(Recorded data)
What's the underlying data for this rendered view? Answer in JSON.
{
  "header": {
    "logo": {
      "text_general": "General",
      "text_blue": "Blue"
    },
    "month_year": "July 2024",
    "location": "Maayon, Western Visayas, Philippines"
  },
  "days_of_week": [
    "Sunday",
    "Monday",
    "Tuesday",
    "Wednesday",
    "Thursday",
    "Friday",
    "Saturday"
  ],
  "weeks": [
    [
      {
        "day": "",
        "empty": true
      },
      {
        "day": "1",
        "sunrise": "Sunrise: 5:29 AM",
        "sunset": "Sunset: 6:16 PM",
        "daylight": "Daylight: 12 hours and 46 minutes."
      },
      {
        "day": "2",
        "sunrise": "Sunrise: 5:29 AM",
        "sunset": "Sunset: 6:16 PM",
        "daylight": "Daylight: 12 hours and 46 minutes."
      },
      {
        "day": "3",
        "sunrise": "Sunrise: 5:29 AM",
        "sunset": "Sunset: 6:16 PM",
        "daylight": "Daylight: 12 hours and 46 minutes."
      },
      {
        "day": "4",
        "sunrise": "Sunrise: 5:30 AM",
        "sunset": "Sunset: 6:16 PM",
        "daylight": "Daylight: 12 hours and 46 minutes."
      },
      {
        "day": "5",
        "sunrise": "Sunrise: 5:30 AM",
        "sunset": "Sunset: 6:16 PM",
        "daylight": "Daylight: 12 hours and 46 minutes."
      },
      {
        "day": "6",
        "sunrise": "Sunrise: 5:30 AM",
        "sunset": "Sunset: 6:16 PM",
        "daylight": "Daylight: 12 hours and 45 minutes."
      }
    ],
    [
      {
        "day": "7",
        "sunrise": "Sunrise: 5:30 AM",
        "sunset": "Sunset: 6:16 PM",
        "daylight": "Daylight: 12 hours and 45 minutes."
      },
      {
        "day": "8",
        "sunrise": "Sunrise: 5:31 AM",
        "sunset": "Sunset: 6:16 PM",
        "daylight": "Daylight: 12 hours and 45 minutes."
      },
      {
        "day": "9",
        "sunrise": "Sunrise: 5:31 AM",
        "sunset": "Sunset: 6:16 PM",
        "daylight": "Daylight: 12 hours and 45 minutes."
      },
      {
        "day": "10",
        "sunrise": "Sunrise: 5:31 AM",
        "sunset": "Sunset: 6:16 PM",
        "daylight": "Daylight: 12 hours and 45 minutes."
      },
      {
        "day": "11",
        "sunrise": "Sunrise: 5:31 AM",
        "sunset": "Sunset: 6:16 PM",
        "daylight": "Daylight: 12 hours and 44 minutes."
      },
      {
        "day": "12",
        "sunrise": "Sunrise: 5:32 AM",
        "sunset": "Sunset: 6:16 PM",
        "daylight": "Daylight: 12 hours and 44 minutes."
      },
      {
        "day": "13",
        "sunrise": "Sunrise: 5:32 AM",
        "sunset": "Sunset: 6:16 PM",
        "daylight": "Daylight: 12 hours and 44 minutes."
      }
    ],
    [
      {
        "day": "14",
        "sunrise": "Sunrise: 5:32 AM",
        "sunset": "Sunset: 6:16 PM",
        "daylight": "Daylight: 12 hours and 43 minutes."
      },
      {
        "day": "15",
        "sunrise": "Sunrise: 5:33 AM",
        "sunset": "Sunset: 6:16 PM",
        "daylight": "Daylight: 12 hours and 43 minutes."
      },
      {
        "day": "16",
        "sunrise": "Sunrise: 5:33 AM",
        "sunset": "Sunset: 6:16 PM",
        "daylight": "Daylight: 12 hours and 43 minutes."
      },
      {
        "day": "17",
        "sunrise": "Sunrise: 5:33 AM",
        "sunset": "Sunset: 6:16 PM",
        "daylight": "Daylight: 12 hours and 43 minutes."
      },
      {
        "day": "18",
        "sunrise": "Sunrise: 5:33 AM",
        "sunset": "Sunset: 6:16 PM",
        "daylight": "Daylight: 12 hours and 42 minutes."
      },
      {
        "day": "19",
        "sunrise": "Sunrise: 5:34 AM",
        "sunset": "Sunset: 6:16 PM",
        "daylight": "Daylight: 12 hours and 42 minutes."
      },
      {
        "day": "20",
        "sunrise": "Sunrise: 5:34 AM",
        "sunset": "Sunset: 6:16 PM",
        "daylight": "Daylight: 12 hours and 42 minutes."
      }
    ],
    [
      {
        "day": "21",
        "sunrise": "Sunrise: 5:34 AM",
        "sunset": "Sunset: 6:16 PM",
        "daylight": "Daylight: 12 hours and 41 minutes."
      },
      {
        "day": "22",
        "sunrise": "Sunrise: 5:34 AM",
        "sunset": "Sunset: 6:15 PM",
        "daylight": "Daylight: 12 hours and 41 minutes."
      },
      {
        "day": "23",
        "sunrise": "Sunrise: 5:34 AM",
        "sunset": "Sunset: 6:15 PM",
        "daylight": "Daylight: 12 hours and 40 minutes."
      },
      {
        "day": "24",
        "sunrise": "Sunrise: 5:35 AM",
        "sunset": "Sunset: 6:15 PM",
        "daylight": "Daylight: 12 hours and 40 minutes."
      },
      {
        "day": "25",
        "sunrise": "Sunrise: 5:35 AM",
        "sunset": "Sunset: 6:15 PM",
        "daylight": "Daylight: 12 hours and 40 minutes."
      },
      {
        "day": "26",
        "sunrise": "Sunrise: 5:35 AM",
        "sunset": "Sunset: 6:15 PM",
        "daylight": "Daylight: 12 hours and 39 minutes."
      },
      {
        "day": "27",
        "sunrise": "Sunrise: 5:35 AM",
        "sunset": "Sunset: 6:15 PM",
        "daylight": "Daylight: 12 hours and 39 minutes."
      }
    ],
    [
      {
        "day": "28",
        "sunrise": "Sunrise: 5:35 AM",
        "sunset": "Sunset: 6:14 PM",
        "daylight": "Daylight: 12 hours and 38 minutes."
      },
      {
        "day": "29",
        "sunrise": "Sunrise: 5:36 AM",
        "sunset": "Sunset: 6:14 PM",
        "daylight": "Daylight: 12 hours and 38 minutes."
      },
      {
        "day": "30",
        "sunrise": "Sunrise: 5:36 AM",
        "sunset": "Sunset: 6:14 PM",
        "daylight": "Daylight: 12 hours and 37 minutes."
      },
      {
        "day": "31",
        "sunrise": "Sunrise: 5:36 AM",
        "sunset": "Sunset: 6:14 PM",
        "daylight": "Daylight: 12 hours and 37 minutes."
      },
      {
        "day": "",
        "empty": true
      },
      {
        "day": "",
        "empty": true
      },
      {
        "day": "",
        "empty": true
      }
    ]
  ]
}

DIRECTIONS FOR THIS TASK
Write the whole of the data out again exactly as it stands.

ANSWER SPACE
What's the underlying data for this rendered view? Answer in JSON.
{
  "header": {
    "logo": {
      "text_general": "General",
      "text_blue": "Blue"
    },
    "month_year": "July 2024",
    "location": "Maayon, Western Visayas, Philippines"
  },
  "days_of_week": [
    "Sunday",
    "Monday",
    "Tuesday",
    "Wednesday",
    "Thursday",
    "Friday",
    "Saturday"
  ],
  "weeks": [
    [
      {
        "day": "",
        "empty": true
      },
      {
        "day": "1",
        "sunrise": "Sunrise: 5:29 AM",
        "sunset": "Sunset: 6:16 PM",
        "daylight": "Daylight: 12 hours and 46 minutes."
      },
      {
        "day": "2",
        "sunrise": "Sunrise: 5:29 AM",
        "sunset": "Sunset: 6:16 PM",
        "daylight": "Daylight: 12 hours and 46 minutes."
      },
      {
        "day": "3",
        "sunrise": "Sunrise: 5:29 AM",
        "sunset": "Sunset: 6:16 PM",
        "daylight": "Daylight: 12 hours and 46 minutes."
      },
      {
        "day": "4",
        "sunrise": "Sunrise: 5:30 AM",
        "sunset": "Sunset: 6:16 PM",
        "daylight": "Daylight: 12 hours and 46 minutes."
      },
      {
        "day": "5",
        "sunrise": "Sunrise: 5:30 AM",
        "sunset": "Sunset: 6:16 PM",
        "daylight": "Daylight: 12 hours and 46 minutes."
      },
      {
        "day": "6",
        "sunrise": "Sunrise: 5:30 AM",
        "sunset": "Sunset: 6:16 PM",
        "daylight": "Daylight: 12 hours and 45 minutes."
      }
    ],
    [
      {
        "day": "7",
        "sunrise": "Sunrise: 5:30 AM",
        "sunset": "Sunset: 6:16 PM",
        "daylight": "Daylight: 12 hours and 45 minutes."
      },
      {
        "day": "8",
        "sunrise": "Sunrise: 5:31 AM",
        "sunset": "Sunset: 6:16 PM",
        "daylight": "Daylight: 12 hours and 45 minutes."
      },
      {
        "day": "9",
        "sunrise": "Sunrise: 5:31 AM",
        "sunset": "Sunset: 6:16 PM",
        "daylight": "Daylight: 12 hours and 45 minutes."
      },
      {
        "day": "10",
        "sunrise": "Sunrise: 5:31 AM",
        "sunset": "Sunset: 6:16 PM",
        "daylight": "Daylight: 12 hours and 45 minutes."
      },
      {
        "day": "11",
        "sunrise": "Sunrise: 5:31 AM",
        "sunset": "Sunset: 6:16 PM",
        "daylight": "Daylight: 12 hours and 44 minutes."
      },
      {
        "day": "12",
        "sunrise": "Sunrise: 5:32 AM",
        "sunset": "Sunset: 6:16 PM",
        "daylight": "Daylight: 12 hours and 44 minutes."
      },
      {
        "day": "13",
        "sunrise": "Sunrise: 5:32 AM",
        "sunset": "Sunset: 6:16 PM",
        "daylight": "Daylight: 12 hours and 44 minutes."
      }
    ],
    [
      {
        "day": "14",
        "sunrise": "Sunrise: 5:32 AM",
        "sunset": "Sunset: 6:16 PM",
        "daylight": "Daylight: 12 hours and 43 minutes."
      },
      {
        "day": "15",
        "sunrise": "Sunrise: 5:33 AM",
        "sunset": "Sunset: 6:16 PM",
        "daylight": "Daylight: 12 hours and 43 minutes."
      },
      {
        "day": "16",
        "sunrise": "Sunrise: 5:33 AM",
        "sunset": "Sunset: 6:16 PM",
        "daylight": "Daylight: 12 hours and 43 minutes."
      },
      {
        "day": "17",
        "sunrise": "Sunrise: 5:33 AM",
        "sunset": "Sunset: 6:16 PM",
        "daylight": "Daylight: 12 hours and 43 minutes."
      },
      {
        "day": "18",
        "sunrise": "Sunrise: 5:33 AM",
        "sunset": "Sunset: 6:16 PM",
        "daylight": "Daylight: 12 hours and 42 minutes."
      },
      {
        "day": "19",
        "sunrise": "Sunrise: 5:34 AM",
        "sunset": "Sunset: 6:16 PM",
        "daylight": "Daylight: 12 hours and 42 minutes."
      },
      {
        "day": "20",
        "sunrise": "Sunrise: 5:34 AM",
        "sunset": "Sunset: 6:16 PM",
        "daylight": "Daylight: 12 hours and 42 minutes."
      }
    ],
    [
      {
        "day": "21",
        "sunrise": "Sunrise: 5:34 AM",
        "sunset": "Sunset: 6:16 PM",
        "daylight": "Daylight: 12 hours and 41 minutes."
      },
      {
        "day": "22",
        "sunrise": "Sunrise: 5:34 AM",
        "sunset": "Sunset: 6:15 PM",
        "daylight": "Daylight: 12 hours and 41 minutes."
      },
      {
        "day": "23",
        "sunrise": "Sunrise: 5:34 AM",
        "sunset": "Sunset: 6:15 PM",
        "daylight": "Daylight: 12 hours and 40 minutes."
      },
      {
        "day": "24",
        "sunrise": "Sunrise: 5:35 AM",
        "sunset": "Sunset: 6:15 PM",
        "daylight": "Daylight: 12 hours and 40 minutes."
      },
      {
        "day": "25",
        "sunrise": "Sunrise: 5:35 AM",
        "sunset": "Sunset: 6:15 PM",
        "daylight": "Daylight: 12 hours and 40 minutes."
      },
      {
        "day": "26",
        "sunrise": "Sunrise: 5:35 AM",
        "sunset": "Sunset: 6:15 PM",
        "daylight": "Daylight: 12 hours and 39 minutes."
      },
      {
        "day": "27",
        "sunrise": "Sunrise: 5:35 AM",
        "sunset": "Sunset: 6:15 PM",
        "daylight": "Daylight: 12 hours and 39 minutes."
      }
    ],
    [
      {
        "day": "28",
        "sunrise": "Sunrise: 5:35 AM",
        "sunset": "Sunset: 6:14 PM",
        "daylight": "Daylight: 12 hours and 38 minutes."
      },
      {
        "day": "29",
        "sunrise": "Sunrise: 5:36 AM",
        "sunset": "Sunset: 6:14 PM",
        "daylight": "Daylight: 12 hours and 38 minutes."
      },
      {
        "day": "30",
        "sunrise": "Sunrise: 5:36 AM",
        "sunset": "Sunset: 6:14 PM",
        "daylight": "Daylight: 12 hours and 37 minutes."
      },
      {
        "day": "31",
        "sunrise": "Sunrise: 5:36 AM",
        "sunset": "Sunset: 6:14 PM",
        "daylight": "Daylight: 12 hours and 37 minutes."
      },
      {
        "day": "",
        "empty": true
      },
      {
        "day": "",
        "empty": true
      },
      {
        "day": "",
        "empty": true
      }
    ]
  ]
}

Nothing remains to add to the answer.